Languages shape the way we think, or don't.
Rewarding incompetence and ignorance increases the number of incompetent programmers. Designing programming languages and tools so incompetent programmers can feel better about themselves is not the way to go.
I have a cat, so I know that when she digs her very sharp claws into my chest or stomach it's really a sign of affection, but I don't see any reason for programming languages to show affection with pain.
The ultimate laziness is not using Perl. That saves you so much work you wouldn't believe it if you had never tried it.
Sometimes, the only way to learn something really well is to revert to the state of mind of a novice and reawaken to the raw observations that you have accumulated instead of relying on the conclusions you have reached from the exogenous premises absorbed through teaching and bookish learning.
NETSCAPISM /net-'sca-, pi-z*m/ n (1995): habitual diversion of the mind to purely imaginative activity or entertainment as an escape from the realization that the Internet was built by and for someone else.
What I actually admire in Perl is its ability to provide a very successful abstraction of the horrible mess that is collectively called Unix.
The currency in the developer community is enthusiasm.
The Web provided me with a much needed realization that information cannot be fully separated from its presentation, and showed me something I knew without verbalizing explicitly, that the presentation form we choose communicates real information.
If the syntax is good enough for the information, it should be good enough for the meta-information.
Aestheticles: n. The little-known source of aesthetic reactions.
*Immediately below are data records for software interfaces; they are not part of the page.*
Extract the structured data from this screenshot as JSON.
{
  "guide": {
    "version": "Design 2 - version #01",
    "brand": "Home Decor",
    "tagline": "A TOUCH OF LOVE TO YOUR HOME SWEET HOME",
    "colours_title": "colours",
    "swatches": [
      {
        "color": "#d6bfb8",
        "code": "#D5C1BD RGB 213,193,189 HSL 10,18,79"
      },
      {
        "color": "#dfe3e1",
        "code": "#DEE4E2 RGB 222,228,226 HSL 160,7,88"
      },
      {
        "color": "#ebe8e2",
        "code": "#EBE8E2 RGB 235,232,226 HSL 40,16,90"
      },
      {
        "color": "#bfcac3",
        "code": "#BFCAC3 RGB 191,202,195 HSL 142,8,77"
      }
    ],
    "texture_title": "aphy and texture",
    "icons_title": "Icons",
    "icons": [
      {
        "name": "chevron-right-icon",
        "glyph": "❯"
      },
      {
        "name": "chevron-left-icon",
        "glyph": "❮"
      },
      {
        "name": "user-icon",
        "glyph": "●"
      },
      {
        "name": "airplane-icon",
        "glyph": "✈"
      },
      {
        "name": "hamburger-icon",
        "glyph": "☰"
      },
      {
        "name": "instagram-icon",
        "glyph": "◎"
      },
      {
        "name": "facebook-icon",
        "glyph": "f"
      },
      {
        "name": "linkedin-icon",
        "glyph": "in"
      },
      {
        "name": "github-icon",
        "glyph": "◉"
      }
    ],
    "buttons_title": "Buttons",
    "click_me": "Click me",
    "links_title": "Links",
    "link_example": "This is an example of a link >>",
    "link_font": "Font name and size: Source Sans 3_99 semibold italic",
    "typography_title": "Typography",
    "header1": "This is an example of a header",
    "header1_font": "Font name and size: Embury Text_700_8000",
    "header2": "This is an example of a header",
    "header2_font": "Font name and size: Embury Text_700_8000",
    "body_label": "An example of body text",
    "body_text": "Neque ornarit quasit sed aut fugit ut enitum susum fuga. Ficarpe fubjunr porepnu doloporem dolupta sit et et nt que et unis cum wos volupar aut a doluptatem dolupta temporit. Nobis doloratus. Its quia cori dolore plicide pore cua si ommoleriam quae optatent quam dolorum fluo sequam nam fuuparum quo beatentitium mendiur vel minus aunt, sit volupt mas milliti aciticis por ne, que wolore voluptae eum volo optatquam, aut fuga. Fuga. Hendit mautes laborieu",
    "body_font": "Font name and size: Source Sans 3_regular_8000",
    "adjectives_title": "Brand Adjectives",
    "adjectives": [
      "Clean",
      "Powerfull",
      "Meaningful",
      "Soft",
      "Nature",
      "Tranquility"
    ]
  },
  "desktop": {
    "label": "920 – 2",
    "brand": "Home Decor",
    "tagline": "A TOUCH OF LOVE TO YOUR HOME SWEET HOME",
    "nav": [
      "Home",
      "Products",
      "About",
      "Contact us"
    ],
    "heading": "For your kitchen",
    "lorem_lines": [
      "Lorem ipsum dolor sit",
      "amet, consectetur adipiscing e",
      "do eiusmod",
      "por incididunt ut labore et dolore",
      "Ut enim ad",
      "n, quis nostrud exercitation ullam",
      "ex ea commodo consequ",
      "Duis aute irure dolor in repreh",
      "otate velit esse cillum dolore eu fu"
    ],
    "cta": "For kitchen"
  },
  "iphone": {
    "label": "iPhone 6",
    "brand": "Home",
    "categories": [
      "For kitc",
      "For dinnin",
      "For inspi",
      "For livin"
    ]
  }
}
If your whole body feels like going into a fetal position or otherwise double over from the pain of experiencing something exceptionally ugly and inelegant, such as C, it's because your aestheticles got creamed.
Note that ANSI standards also cost way too much compared to toilet paper, and they're pretty bad quality as toilet paper goes, too.
My other car is a cdr.
The past is not more important than the future, despite what your culture has taught you. Your future observations, conclusions, and beliefs are more important to you than those in your past ever will be. The world is changing so fast the balance between the past and the future has shifted.
If I sound grumpy, it is only because I have come across too many idiots of the it can't be done persuasion lately, the kind of managers who have an aquarium in their office because fifteen brains think better than one.